(Supplied data begins)

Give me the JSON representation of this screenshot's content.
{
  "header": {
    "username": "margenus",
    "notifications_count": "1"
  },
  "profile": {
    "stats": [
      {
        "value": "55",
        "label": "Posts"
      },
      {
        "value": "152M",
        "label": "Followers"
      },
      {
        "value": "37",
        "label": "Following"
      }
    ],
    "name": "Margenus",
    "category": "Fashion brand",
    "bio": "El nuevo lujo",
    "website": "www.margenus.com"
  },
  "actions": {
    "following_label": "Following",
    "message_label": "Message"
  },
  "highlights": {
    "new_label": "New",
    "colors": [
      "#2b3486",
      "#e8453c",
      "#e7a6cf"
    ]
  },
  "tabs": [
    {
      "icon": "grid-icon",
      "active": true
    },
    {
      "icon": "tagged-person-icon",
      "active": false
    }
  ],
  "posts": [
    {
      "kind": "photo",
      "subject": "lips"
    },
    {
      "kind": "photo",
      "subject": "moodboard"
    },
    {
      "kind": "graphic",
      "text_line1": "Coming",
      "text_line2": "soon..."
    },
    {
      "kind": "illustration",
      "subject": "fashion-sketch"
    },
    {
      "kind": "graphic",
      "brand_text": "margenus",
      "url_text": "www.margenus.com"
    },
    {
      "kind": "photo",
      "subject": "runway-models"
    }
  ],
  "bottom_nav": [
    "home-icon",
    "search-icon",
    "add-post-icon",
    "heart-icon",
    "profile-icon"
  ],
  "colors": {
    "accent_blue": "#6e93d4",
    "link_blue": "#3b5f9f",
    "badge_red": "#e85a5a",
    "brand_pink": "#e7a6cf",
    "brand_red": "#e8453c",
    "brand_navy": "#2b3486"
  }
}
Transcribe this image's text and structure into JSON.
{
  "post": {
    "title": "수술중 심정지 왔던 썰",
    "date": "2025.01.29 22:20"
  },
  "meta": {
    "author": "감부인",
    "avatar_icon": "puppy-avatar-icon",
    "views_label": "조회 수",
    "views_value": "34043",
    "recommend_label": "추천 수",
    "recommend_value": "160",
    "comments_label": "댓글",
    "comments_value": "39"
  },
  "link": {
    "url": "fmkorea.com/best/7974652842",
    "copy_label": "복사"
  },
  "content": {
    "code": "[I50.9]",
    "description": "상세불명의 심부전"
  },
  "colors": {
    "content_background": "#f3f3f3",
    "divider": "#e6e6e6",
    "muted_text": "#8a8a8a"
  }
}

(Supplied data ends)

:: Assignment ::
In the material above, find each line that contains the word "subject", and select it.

:: Exercise result ::
      "subject": "lips"
      "subject": "moodboard"
      "subject": "fashion-sketch"
      "subject": "runway-models"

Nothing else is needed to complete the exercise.